======== The input

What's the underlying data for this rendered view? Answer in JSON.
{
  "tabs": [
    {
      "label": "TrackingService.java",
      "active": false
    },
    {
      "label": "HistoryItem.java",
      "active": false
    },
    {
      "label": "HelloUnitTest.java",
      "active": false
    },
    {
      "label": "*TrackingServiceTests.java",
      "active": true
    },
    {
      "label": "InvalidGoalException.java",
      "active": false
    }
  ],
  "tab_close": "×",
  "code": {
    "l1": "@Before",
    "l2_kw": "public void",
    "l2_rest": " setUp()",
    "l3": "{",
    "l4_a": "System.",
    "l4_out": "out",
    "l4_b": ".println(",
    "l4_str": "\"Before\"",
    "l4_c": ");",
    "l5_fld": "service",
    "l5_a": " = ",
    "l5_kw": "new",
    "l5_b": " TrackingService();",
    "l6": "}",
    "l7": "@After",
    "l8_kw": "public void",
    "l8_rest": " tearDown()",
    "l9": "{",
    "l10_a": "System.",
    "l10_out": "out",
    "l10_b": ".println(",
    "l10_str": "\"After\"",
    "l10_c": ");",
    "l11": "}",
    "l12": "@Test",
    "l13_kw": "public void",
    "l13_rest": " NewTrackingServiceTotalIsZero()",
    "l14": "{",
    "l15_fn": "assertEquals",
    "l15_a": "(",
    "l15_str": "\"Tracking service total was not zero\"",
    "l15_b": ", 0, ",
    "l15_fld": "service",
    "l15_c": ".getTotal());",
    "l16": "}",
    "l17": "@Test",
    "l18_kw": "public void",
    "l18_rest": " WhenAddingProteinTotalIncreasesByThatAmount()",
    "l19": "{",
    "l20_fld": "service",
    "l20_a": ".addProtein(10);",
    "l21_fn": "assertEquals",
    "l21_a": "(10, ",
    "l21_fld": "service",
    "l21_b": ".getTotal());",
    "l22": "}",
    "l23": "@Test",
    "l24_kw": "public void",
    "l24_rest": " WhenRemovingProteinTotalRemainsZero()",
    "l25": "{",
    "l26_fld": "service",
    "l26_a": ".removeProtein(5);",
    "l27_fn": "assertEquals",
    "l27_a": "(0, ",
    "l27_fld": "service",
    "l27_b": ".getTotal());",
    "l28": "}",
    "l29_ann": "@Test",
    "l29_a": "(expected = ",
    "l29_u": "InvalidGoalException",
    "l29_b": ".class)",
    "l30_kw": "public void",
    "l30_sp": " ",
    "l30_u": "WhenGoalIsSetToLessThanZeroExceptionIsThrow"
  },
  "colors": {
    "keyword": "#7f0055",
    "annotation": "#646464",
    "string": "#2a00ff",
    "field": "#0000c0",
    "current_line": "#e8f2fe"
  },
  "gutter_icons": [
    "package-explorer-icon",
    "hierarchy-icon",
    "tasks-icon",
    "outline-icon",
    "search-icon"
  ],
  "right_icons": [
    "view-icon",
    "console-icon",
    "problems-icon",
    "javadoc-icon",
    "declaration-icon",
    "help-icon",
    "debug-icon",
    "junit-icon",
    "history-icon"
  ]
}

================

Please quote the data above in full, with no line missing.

What's the underlying data for this rendered view? Answer in JSON.
{
  "tabs": [
    {
      "label": "TrackingService.java",
      "active": false
    },
    {
      "label": "HistoryItem.java",
      "active": false
    },
    {
      "label": "HelloUnitTest.java",
      "active": false
    },
    {
      "label": "*TrackingServiceTests.java",
      "active": true
    },
    {
      "label": "InvalidGoalException.java",
      "active": false
    }
  ],
  "tab_close": "×",
  "code": {
    "l1": "@Before",
    "l2_kw": "public void",
    "l2_rest": " setUp()",
    "l3": "{",
    "l4_a": "System.",
    "l4_out": "out",
    "l4_b": ".println(",
    "l4_str": "\"Before\"",
    "l4_c": ");",
    "l5_fld": "service",
    "l5_a": " = ",
    "l5_kw": "new",
    "l5_b": " TrackingService();",
    "l6": "}",
    "l7": "@After",
    "l8_kw": "public void",
    "l8_rest": " tearDown()",
    "l9": "{",
    "l10_a": "System.",
    "l10_out": "out",
    "l10_b": ".println(",
    "l10_str": "\"After\"",
    "l10_c": ");",
    "l11": "}",
    "l12": "@Test",
    "l13_kw": "public void",
    "l13_rest": " NewTrackingServiceTotalIsZero()",
    "l14": "{",
    "l15_fn": "assertEquals",
    "l15_a": "(",
    "l15_str": "\"Tracking service total was not zero\"",
    "l15_b": ", 0, ",
    "l15_fld": "service",
    "l15_c": ".getTotal());",
    "l16": "}",
    "l17": "@Test",
    "l18_kw": "public void",
    "l18_rest": " WhenAddingProteinTotalIncreasesByThatAmount()",
    "l19": "{",
    "l20_fld": "service",
    "l20_a": ".addProtein(10);",
    "l21_fn": "assertEquals",
    "l21_a": "(10, ",
    "l21_fld": "service",
    "l21_b": ".getTotal());",
    "l22": "}",
    "l23": "@Test",
    "l24_kw": "public void",
    "l24_rest": " WhenRemovingProteinTotalRemainsZero()",
    "l25": "{",
    "l26_fld": "service",
    "l26_a": ".removeProtein(5);",
    "l27_fn": "assertEquals",
    "l27_a": "(0, ",
    "l27_fld": "service",
    "l27_b": ".getTotal());",
    "l28": "}",
    "l29_ann": "@Test",
    "l29_a": "(expected = ",
    "l29_u": "InvalidGoalException",
    "l29_b": ".class)",
    "l30_kw": "public void",
    "l30_sp": " ",
    "l30_u": "WhenGoalIsSetToLessThanZeroExceptionIsThrow"
  },
  "colors": {
    "keyword": "#7f0055",
    "annotation": "#646464",
    "string": "#2a00ff",
    "field": "#0000c0",
    "current_line": "#e8f2fe"
  },
  "gutter_icons": [
    "package-explorer-icon",
    "hierarchy-icon",
    "tasks-icon",
    "outline-icon",
    "search-icon"
  ],
  "right_icons": [
    "view-icon",
    "console-icon",
    "problems-icon",
    "javadoc-icon",
    "declaration-icon",
    "help-icon",
    "debug-icon",
    "junit-icon",
    "history-icon"
  ]
}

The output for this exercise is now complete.